The second crucial measure is investment in the development of relevant equipment and technologies. Again, the parallels with COVID-19 are unavoidable. The world discovered its lack of technological preparedness for the pandemic: insufficient numbers of lung ventilation machines; inadequate testing technologies; limited capabilities to produce medical supplies. To avoid this mistake in the nuclear field, States need to invest more resources in the development of technologies for verification and support the International Atomic Energy Agency (IAEA), the world's nuclear watchdog, in its activities to ensure that no nuclear material is diverted from peaceful uses to nuclear weapons.

The third measure is to ensure access to unbiased expert analyses by acknowledged and respected independent experts from civil society and non-governmental organizations. In a time of proliferating fake news and disinformation, when anyone can pretend to be an expert or advocate dangerous and untested solutions, it is of crucial importance to have reliable sources of fact-based expert assessments. This would also offset the all too real risk of politically motivated data manipulation, or denial of information, by governments, which we have already experienced in the context of the COVID-19 pandemic.

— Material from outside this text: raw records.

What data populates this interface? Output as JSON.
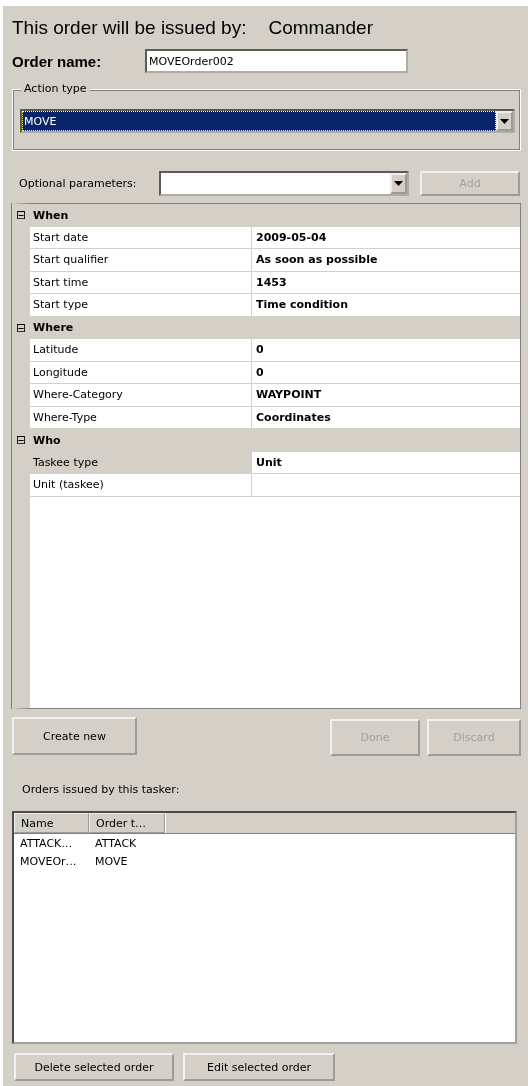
{
  "header": {
    "label": "This order will be issued by:",
    "issuer": "Commander"
  },
  "order_name": {
    "label": "Order name:",
    "value": "MOVEOrder002"
  },
  "action_type": {
    "legend": "Action type",
    "value": "MOVE",
    "focused": true
  },
  "optional_parameters": {
    "label": "Optional parameters:",
    "add_button": {
      "label": "Add",
      "disabled": true
    }
  },
  "property_grid": {
    "categories": [
      {
        "label": "When",
        "expanded": true,
        "expander": "⊟",
        "properties": [
          {
            "name": "Start date",
            "value": "2009-05-04",
            "selected": false
          },
          {
            "name": "Start qualifier",
            "value": "As soon as possible",
            "selected": false
          },
          {
            "name": "Start time",
            "value": "1453",
            "selected": false
          },
          {
            "name": "Start type",
            "value": "Time condition",
            "selected": false
          }
        ]
      },
      {
        "label": "Where",
        "expanded": true,
        "expander": "⊟",
        "properties": [
          {
            "name": "Latitude",
            "value": "0",
            "selected": false
          },
          {
            "name": "Longitude",
            "value": "0",
            "selected": false
          },
          {
            "name": "Where-Category",
            "value": "WAYPOINT",
            "selected": false
          },
          {
            "name": "Where-Type",
            "value": "Coordinates",
            "selected": false
          }
        ]
      },
      {
        "label": "Who",
        "expanded": true,
        "expander": "⊟",
        "properties": [
          {
            "name": "Taskee type",
            "value": "Unit",
            "selected": true
          },
          {
            "name": "Unit (taskee)",
            "selected": false
          }
        ]
      }
    ]
  },
  "action_buttons": [
    {
      "label": "Create new",
      "disabled": false
    },
    {
      "label": "Done",
      "disabled": true
    },
    {
      "label": "Discard",
      "disabled": true
    }
  ],
  "orders": {
    "label": "Orders issued by this tasker:",
    "columns": [
      "Name",
      "Order t…"
    ],
    "rows": [
      {
        "cells": [
          "ATTACK…",
          "ATTACK"
        ],
        "selected": false
      },
      {
        "cells": [
          "MOVEOr…",
          "MOVE"
        ],
        "selected": false
      }
    ]
  },
  "bottom_buttons": [
    {
      "label": "Delete selected order",
      "disabled": false
    },
    {
      "label": "Edit selected order",
      "disabled": false
    }
  ]
}
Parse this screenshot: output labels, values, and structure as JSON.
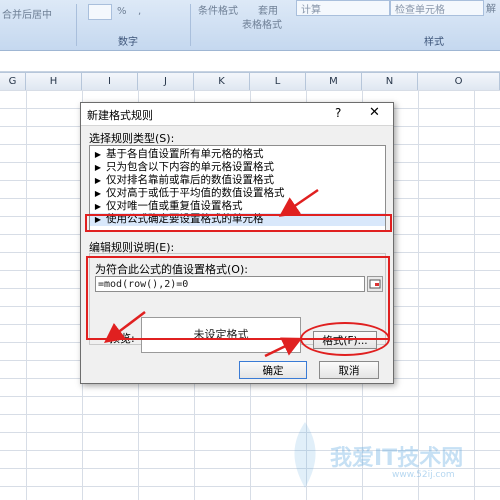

Information is vital, and never more so than during times of crises.

This list of measures is by no means exhaustive, triggered as it was by the awakening awareness of the similarities with the unfolding COVID-19 outbreak. The pandemic crisis, and the consequent postponement of the NPT Review Conference, offer the global community a chance to rethink our preparedness for global disasters and the measures we are - or are not - taking to prevent them.

The nuclear non-proliferation patient has long been sick, and its mortality is being threatened. If it doesn't secure immediate and intensive treatment, it could expire, and with its death, achieve a lethality rate that far outstrips that of COVID-19.

Ironically, COVID-19 might serve as a lifesaver not only for the 2020 Review Conference, but for the NPT itself, by offering breathing space and an opportunity to remind ourselves of the need to heal and reinforce the global nuclear non-proliferation regime, the best prophylactic against a nuclear pandemic.